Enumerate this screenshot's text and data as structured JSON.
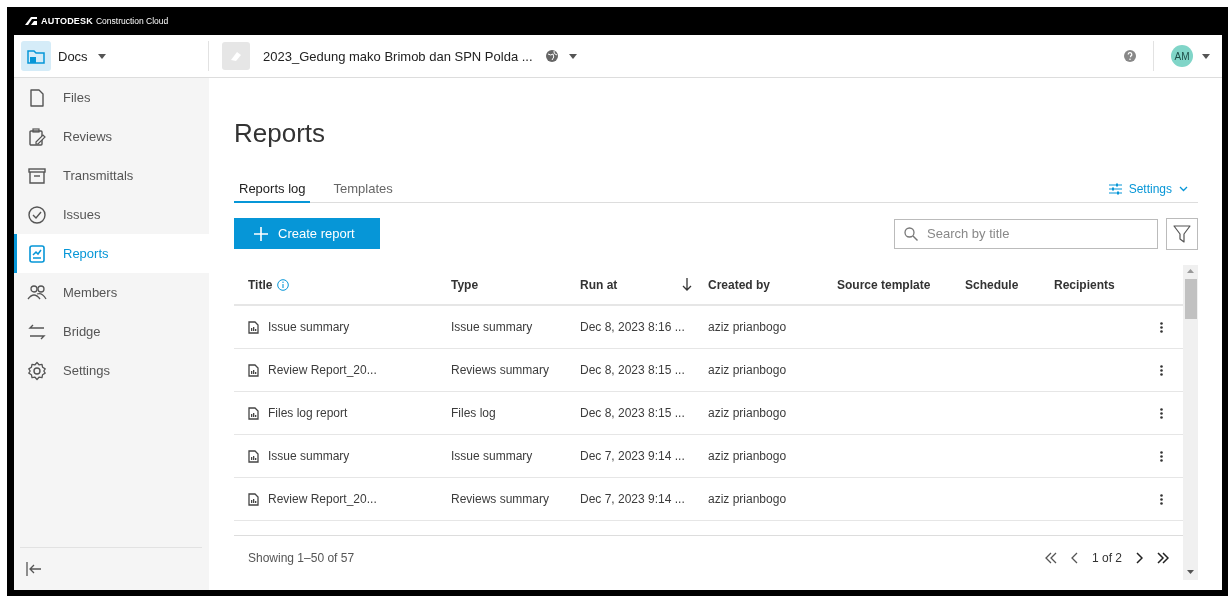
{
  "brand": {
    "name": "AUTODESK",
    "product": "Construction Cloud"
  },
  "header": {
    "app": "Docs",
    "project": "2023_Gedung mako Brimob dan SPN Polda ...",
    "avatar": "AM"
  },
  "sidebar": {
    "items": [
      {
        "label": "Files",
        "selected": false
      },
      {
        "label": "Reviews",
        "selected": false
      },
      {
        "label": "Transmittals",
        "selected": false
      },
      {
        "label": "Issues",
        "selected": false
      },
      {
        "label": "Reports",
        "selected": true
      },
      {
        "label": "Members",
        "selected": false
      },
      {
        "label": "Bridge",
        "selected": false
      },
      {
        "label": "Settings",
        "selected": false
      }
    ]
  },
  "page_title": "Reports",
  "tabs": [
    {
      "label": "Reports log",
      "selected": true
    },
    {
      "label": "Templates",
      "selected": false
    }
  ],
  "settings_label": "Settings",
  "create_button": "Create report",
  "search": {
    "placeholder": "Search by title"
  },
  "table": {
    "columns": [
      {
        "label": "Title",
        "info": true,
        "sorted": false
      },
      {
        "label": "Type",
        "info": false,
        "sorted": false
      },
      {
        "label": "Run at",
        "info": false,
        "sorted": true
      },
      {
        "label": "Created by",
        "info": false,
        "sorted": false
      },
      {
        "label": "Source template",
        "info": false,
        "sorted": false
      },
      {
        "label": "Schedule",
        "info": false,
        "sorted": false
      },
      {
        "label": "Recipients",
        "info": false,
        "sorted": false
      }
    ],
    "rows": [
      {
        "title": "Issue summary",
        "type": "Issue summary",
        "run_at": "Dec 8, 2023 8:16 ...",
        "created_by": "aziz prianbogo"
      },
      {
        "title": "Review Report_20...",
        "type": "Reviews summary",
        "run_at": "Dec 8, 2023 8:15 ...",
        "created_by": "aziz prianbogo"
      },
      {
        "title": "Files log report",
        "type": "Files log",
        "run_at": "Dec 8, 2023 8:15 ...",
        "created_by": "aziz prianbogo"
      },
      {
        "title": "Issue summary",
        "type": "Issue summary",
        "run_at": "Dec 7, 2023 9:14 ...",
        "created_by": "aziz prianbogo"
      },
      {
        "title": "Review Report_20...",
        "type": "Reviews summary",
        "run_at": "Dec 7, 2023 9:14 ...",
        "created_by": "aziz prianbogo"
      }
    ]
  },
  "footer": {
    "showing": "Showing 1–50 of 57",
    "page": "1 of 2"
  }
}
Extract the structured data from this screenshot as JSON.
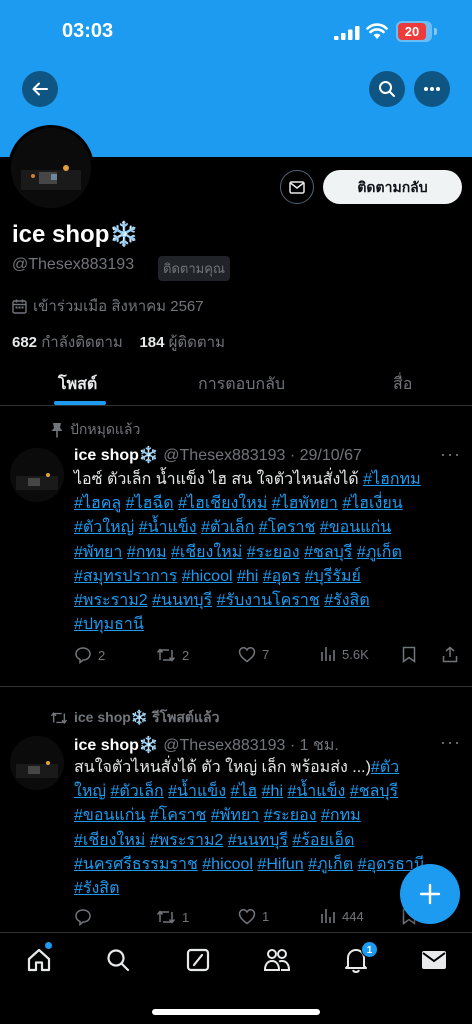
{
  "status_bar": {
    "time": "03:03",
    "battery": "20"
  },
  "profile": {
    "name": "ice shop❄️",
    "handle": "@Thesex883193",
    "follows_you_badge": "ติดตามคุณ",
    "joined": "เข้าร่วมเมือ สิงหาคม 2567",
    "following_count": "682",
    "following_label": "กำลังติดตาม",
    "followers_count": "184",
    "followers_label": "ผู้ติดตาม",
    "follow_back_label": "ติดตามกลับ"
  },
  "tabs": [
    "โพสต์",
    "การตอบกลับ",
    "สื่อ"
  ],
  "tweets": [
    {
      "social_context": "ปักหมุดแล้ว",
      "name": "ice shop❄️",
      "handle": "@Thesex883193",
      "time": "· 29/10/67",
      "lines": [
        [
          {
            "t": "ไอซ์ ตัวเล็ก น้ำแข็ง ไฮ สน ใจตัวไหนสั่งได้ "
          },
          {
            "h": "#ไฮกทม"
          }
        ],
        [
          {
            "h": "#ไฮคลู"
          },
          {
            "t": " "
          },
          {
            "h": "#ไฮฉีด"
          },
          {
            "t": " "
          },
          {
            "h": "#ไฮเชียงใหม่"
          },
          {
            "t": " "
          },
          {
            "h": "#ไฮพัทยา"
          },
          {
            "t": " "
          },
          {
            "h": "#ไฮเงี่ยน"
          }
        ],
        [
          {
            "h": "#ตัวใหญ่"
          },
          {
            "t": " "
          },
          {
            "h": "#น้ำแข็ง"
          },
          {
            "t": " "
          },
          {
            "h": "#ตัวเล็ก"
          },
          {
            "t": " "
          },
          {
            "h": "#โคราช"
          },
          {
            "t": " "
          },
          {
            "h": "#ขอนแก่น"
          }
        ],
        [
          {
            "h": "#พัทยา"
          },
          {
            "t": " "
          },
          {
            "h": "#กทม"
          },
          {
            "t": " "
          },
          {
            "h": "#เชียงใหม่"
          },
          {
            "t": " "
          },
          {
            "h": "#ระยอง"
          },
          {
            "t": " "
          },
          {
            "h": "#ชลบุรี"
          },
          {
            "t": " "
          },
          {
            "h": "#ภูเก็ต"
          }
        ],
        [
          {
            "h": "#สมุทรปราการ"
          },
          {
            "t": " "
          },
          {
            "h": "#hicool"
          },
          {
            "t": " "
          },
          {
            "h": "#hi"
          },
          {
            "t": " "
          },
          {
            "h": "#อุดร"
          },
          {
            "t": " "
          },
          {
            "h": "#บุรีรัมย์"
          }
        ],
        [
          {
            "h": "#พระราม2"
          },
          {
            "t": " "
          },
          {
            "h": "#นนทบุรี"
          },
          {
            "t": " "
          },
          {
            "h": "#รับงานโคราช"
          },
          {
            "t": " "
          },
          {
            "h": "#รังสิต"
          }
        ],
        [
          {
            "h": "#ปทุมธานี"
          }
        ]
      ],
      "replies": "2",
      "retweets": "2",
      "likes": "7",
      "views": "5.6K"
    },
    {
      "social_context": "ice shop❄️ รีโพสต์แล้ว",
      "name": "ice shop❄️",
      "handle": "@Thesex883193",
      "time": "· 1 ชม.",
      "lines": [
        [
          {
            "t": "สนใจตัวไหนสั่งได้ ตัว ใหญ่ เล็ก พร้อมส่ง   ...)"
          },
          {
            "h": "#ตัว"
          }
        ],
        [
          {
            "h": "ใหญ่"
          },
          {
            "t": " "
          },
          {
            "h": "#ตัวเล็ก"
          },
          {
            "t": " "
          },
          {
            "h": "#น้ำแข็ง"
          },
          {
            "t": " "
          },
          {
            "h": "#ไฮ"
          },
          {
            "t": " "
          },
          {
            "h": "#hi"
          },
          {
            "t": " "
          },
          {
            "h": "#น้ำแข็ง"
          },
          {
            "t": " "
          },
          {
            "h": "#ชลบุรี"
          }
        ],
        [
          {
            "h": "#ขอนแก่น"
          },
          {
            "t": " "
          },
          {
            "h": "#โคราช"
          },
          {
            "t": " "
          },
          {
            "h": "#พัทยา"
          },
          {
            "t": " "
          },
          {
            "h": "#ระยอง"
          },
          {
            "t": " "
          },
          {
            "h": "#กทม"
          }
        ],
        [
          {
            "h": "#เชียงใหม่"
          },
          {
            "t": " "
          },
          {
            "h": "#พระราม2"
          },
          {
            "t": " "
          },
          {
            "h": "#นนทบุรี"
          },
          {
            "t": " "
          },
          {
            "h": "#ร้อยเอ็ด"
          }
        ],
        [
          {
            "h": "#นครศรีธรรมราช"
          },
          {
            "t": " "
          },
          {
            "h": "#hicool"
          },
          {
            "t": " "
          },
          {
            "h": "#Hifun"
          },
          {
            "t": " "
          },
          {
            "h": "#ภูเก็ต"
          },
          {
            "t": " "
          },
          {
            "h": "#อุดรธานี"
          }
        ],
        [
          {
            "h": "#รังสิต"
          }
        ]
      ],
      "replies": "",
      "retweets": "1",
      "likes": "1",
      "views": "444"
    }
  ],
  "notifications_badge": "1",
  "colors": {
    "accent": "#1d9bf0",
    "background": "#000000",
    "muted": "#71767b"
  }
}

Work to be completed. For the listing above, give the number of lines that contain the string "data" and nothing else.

Response to the task. 2